• **Your instructions**: Extract each line from the entries below that has the string "true" in it.
══ Records supplied ══
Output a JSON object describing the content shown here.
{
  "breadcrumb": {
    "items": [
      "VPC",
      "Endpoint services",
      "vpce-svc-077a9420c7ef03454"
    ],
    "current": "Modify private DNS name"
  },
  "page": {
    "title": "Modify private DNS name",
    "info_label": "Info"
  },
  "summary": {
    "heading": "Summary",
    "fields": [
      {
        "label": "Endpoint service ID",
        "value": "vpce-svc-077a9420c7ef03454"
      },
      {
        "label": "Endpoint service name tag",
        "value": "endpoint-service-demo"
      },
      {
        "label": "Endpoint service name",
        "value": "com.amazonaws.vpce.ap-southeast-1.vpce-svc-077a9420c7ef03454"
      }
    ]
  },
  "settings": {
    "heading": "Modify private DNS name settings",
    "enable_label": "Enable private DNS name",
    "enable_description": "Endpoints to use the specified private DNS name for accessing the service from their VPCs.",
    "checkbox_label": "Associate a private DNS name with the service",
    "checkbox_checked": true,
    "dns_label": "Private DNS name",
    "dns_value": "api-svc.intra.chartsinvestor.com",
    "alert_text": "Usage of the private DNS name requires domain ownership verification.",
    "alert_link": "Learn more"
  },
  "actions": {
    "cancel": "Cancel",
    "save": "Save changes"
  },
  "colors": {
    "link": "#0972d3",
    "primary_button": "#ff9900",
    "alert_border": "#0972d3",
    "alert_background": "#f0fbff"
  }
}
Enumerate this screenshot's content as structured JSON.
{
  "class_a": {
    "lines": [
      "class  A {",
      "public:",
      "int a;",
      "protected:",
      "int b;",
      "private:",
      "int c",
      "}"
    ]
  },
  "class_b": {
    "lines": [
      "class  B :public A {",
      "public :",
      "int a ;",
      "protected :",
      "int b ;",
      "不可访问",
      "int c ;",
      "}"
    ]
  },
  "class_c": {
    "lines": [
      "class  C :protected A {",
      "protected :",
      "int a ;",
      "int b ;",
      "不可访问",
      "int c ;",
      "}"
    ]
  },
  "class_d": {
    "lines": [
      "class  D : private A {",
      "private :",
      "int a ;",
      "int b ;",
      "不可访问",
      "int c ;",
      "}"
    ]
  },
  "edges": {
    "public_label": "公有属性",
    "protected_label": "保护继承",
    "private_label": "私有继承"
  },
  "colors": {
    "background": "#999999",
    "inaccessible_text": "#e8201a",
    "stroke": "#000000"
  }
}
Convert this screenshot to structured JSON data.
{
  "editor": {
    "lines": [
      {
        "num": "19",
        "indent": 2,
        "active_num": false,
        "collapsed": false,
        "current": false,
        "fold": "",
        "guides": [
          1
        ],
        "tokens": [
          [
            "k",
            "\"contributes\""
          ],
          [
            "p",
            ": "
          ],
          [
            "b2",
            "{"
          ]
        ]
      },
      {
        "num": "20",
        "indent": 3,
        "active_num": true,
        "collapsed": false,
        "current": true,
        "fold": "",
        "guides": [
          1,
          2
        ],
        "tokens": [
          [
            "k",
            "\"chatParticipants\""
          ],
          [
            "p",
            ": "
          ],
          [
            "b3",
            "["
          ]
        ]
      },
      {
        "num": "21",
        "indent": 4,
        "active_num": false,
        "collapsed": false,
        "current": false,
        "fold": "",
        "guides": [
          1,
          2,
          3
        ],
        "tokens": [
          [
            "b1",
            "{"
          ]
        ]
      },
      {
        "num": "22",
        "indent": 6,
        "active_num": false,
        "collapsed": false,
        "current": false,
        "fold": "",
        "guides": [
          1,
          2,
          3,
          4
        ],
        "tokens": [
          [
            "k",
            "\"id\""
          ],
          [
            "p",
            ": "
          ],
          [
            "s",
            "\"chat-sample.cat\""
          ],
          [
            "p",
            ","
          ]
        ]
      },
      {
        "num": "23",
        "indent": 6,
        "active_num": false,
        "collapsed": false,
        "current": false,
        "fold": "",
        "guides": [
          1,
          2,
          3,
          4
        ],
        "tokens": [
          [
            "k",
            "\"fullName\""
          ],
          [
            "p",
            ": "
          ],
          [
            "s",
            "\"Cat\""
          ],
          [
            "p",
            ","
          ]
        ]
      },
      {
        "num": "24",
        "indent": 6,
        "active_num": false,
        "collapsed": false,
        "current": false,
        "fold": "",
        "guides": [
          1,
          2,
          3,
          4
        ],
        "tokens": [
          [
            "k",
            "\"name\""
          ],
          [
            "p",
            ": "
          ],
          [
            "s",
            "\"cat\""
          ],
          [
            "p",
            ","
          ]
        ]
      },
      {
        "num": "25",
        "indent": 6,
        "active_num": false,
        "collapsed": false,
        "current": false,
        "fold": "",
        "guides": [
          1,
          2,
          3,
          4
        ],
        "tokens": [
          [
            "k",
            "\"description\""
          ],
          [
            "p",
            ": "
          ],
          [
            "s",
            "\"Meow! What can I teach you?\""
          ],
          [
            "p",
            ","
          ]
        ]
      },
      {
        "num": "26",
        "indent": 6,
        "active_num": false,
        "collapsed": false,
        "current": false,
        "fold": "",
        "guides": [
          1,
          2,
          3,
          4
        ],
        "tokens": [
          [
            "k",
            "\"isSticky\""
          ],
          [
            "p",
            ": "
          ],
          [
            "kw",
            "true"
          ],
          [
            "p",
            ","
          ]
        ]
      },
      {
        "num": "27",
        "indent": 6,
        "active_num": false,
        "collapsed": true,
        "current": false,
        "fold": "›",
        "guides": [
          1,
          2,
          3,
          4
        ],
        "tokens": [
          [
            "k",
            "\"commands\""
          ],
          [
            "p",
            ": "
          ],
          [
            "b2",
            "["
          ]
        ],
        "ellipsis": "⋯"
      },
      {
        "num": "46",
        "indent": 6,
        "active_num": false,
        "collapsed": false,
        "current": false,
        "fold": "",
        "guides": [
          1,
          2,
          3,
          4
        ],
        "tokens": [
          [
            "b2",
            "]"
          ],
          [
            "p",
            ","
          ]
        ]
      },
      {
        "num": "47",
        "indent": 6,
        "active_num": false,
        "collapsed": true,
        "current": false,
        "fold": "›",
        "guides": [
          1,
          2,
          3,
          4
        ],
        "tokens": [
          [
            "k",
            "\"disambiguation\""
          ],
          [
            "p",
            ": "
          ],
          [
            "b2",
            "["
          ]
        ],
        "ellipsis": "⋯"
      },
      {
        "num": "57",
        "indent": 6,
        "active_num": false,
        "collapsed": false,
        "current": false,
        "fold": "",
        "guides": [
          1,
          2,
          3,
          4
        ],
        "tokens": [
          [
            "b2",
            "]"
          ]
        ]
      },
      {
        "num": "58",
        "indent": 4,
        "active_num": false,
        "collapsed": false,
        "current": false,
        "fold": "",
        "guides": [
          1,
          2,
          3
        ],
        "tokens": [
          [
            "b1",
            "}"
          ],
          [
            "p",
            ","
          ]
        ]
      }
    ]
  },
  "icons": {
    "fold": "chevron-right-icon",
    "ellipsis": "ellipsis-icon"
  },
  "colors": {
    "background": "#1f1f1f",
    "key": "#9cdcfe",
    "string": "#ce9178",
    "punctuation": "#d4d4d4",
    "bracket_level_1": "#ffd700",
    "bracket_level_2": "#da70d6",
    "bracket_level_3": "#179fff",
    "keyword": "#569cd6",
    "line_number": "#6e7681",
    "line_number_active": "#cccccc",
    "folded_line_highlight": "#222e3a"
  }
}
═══
• **Answer section**:
    "checkbox_checked": true,
        "active_num": true,
        "current": true,
            "true"
        "collapsed": true,
        "collapsed": true,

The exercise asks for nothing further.